The problem - Repeat the data word for word. Do not include the pictures.

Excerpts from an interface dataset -
▶
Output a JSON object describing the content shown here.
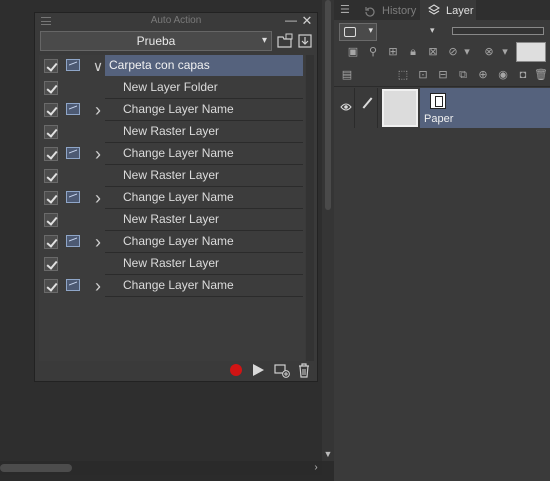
{
  "auto_action": {
    "title": "Auto Action",
    "set_name": "Prueba",
    "rows": [
      {
        "label": "Carpeta con capas",
        "has_dialog_icon": true,
        "expander": "v",
        "selected": true
      },
      {
        "label": "New Layer Folder",
        "has_dialog_icon": false,
        "expander": ""
      },
      {
        "label": "Change Layer Name",
        "has_dialog_icon": true,
        "expander": ">"
      },
      {
        "label": "New Raster Layer",
        "has_dialog_icon": false,
        "expander": ""
      },
      {
        "label": "Change Layer Name",
        "has_dialog_icon": true,
        "expander": ">"
      },
      {
        "label": "New Raster Layer",
        "has_dialog_icon": false,
        "expander": ""
      },
      {
        "label": "Change Layer Name",
        "has_dialog_icon": true,
        "expander": ">"
      },
      {
        "label": "New Raster Layer",
        "has_dialog_icon": false,
        "expander": ""
      },
      {
        "label": "Change Layer Name",
        "has_dialog_icon": true,
        "expander": ">"
      },
      {
        "label": "New Raster Layer",
        "has_dialog_icon": false,
        "expander": ""
      },
      {
        "label": "Change Layer Name",
        "has_dialog_icon": true,
        "expander": ">"
      }
    ],
    "record_color": "#d11414"
  },
  "layer_panel": {
    "tabs": [
      {
        "label": "History",
        "active": false
      },
      {
        "label": "Layer",
        "active": true
      }
    ],
    "layers": [
      {
        "name": "Paper",
        "selected": true
      }
    ],
    "selection_color": "#55627d"
  }
}
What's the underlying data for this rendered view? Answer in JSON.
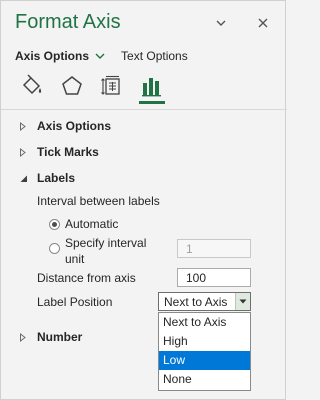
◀
Result of the task -
Output a JSON object describing the content shown here.
{
  "auto_action": {
    "title": "Auto Action",
    "set_name": "Prueba",
    "rows": [
      {
        "label": "Carpeta con capas",
        "has_dialog_icon": true,
        "expander": "v",
        "selected": true
      },
      {
        "label": "New Layer Folder",
        "has_dialog_icon": false,
        "expander": ""
      },
      {
        "label": "Change Layer Name",
        "has_dialog_icon": true,
        "expander": ">"
      },
      {
        "label": "New Raster Layer",
        "has_dialog_icon": false,
        "expander": ""
      },
      {
        "label": "Change Layer Name",
        "has_dialog_icon": true,
        "expander": ">"
      },
      {
        "label": "New Raster Layer",
        "has_dialog_icon": false,
        "expander": ""
      },
      {
        "label": "Change Layer Name",
        "has_dialog_icon": true,
        "expander": ">"
      },
      {
        "label": "New Raster Layer",
        "has_dialog_icon": false,
        "expander": ""
      },
      {
        "label": "Change Layer Name",
        "has_dialog_icon": true,
        "expander": ">"
      },
      {
        "label": "New Raster Layer",
        "has_dialog_icon": false,
        "expander": ""
      },
      {
        "label": "Change Layer Name",
        "has_dialog_icon": true,
        "expander": ">"
      }
    ],
    "record_color": "#d11414"
  },
  "layer_panel": {
    "tabs": [
      {
        "label": "History",
        "active": false
      },
      {
        "label": "Layer",
        "active": true
      }
    ],
    "layers": [
      {
        "name": "Paper",
        "selected": true
      }
    ],
    "selection_color": "#55627d"
  }
}
What's the underlying data for this rendered view? Answer in JSON.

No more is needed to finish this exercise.